Reporting from Washington — When Peter Devereaux arrived at Camp Lejeune in December 1980, he had no idea that officials were looking into unsafe levels of toxic chemicals in the drinking water.
As a Marine stationed at the sprawling military base along the North Carolina shore, Devereaux said, he led a healthy lifestyle. When he was diagnosed in early 2008 with a rare disease — male breast cancer — Devereaux did not connect his illness to Camp Lejeune.
But six months after he'd had his left breast and 22 cancerous lymph nodes removed, he received a letter from the Department of the Navy informing him that in the 1980s, "unregulated chemicals were discovered" in the drinking water at the camp's Hadnot Point water distribution system.

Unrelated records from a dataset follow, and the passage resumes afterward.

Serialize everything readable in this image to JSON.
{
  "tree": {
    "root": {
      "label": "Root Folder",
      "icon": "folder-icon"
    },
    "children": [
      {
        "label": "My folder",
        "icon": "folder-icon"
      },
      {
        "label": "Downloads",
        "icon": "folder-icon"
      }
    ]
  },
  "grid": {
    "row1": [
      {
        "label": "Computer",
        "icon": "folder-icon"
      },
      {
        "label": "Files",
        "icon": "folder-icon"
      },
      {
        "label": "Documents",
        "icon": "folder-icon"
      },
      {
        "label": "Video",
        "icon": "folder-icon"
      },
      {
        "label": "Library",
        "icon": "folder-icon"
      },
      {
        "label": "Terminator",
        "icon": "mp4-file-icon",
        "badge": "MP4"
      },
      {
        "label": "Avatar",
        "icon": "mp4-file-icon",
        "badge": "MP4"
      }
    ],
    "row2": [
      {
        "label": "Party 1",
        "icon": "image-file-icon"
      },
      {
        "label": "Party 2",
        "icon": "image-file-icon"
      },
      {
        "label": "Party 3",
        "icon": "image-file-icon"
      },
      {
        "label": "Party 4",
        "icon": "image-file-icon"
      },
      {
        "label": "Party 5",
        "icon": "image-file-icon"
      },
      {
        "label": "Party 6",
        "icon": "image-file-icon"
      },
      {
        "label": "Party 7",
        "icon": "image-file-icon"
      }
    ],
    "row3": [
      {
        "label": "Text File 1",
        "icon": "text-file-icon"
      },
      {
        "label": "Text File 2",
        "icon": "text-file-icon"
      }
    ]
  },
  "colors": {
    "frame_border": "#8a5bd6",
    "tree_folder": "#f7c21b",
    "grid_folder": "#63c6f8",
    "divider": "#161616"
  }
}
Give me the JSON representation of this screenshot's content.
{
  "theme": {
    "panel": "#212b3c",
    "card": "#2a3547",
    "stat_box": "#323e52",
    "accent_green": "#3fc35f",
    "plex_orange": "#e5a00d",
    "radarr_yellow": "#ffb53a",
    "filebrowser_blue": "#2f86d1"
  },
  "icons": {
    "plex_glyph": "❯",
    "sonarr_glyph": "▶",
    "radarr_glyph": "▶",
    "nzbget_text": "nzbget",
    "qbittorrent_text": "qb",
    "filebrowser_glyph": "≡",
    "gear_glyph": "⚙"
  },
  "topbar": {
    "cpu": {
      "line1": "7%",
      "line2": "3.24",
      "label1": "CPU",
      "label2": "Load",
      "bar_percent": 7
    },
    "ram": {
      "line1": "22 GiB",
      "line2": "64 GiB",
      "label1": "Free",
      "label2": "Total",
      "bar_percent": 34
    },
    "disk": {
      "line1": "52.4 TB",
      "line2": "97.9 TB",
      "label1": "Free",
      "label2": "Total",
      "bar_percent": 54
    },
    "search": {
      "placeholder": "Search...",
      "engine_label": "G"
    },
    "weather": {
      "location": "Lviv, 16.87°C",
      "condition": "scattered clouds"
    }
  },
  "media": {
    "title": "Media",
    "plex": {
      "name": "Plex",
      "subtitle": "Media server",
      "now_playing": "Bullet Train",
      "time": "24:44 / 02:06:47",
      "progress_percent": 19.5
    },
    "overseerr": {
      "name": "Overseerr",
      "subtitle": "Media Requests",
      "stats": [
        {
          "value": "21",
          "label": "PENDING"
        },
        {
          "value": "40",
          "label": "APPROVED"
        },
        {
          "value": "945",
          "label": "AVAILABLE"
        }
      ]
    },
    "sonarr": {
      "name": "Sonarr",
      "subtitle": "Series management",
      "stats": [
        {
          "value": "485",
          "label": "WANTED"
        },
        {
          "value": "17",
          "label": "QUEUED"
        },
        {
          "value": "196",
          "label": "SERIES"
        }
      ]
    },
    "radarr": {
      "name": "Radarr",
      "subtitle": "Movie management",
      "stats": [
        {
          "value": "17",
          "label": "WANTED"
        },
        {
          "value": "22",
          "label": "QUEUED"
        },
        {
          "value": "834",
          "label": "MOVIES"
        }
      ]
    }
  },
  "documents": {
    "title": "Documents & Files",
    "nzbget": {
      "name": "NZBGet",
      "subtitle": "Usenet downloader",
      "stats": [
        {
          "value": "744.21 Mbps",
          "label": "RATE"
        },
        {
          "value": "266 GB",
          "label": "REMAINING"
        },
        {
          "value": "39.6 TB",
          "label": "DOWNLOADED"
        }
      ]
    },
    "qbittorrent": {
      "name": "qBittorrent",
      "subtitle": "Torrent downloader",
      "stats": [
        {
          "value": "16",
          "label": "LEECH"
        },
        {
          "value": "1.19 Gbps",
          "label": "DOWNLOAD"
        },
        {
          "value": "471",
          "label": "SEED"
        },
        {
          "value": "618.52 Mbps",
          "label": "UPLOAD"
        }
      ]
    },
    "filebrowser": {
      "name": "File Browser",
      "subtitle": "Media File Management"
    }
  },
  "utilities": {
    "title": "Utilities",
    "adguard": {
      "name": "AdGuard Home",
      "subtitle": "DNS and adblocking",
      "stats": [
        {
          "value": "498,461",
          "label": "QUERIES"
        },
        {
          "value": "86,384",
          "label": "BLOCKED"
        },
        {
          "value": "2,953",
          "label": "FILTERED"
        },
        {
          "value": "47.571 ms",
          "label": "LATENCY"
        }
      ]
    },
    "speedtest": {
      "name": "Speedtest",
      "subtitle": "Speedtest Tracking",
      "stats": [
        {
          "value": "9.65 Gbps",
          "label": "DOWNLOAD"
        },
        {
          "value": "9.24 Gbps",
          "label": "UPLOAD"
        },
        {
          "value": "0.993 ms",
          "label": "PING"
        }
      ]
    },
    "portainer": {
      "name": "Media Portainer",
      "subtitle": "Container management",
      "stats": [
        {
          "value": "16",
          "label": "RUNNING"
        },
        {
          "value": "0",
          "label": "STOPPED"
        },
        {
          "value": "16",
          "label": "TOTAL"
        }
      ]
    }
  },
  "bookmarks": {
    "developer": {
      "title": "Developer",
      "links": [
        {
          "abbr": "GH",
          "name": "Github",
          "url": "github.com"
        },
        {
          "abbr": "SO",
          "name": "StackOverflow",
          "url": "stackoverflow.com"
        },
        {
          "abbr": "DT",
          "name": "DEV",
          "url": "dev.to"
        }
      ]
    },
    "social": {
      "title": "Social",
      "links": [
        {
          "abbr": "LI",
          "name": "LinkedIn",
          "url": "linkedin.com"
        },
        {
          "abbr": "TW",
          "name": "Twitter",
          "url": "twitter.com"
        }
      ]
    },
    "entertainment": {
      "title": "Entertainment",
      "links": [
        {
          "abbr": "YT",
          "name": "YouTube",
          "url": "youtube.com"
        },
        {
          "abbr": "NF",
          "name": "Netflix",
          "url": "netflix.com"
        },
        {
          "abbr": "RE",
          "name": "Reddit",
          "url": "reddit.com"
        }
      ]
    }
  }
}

Drinking water in various areas of the camp had been contaminated with trichloroethylene and tetrachloroethylene — chemicals used to clean metals and dry-clean clothes — and benzene, a chemical found in fuel. All are believed to cause cancer.
Tests in 1980 first suggested the presence of contaminants. More than four years later, base officials shut down 10 wells, including one contaminated with benzene at Hadnot Point.
Devereaux, who left Lejeune in April 1982, wonders why it took the Marines more than two decades to inform him of his exposure to the carcinogen.
"It would have made a tremendous difference in my life," Devereaux said. He would have sought regular cancer screenings that might have caught the cancer earlier.
Instead, Devereaux, 48, learned three months after his diagnosis that the cancer had spread to his spine, ribs and hip. Devereaux's doctors tell him the average life expectancy for people with metastatic breast cancer is two to three years.
On Thursday, Devereaux and two others who think their cancer is linked to Camp Lejeune testified before Congress about the 30-year effort to convince the Marine Corps to fully disclose the extent that the contaminated water may have caused cancer in hundreds of members of the military, their families and other civilians, and to compensate the victims.
"I believe it is time that the Department of the Navy and U.S. Marine Corps stop fighting these efforts and focus their energies on taking care of their own now and in the future," said Rep. Brad Miller (D-N.C.), chairman of the House Science and Technology Committee's subcommittee on Investigations and Oversight.
Maj. Gen. Eugene G. Payne Jr., until recently the Marine officer in charge of facilities, acknowledged that the Marine Corps had handled the issue poorly.
"It is astounding some of the things that have happened," Payne testified. "I think we were lulled into a sense of complacency or a lack of urgency…. There are many things that I would have done differently."
Payne said the Marine Corps was "deeply concerned" about people who had been sickened but stopped short of declaring the military responsible for the illnesses. In his written testimony, he said scientific studies were underway to determine whether there was a link.
As a veteran, Devereaux is entitled to full coverage for his healthcare expenses, but civilians in the same position are not.
"The Marines knew about it and said nothing, knowing full well we were bathing in and drinking contaminated water on a daily basis," Devereaux said. "The water reports state that the wells were contaminated and action needed to be taken, and nothing was done."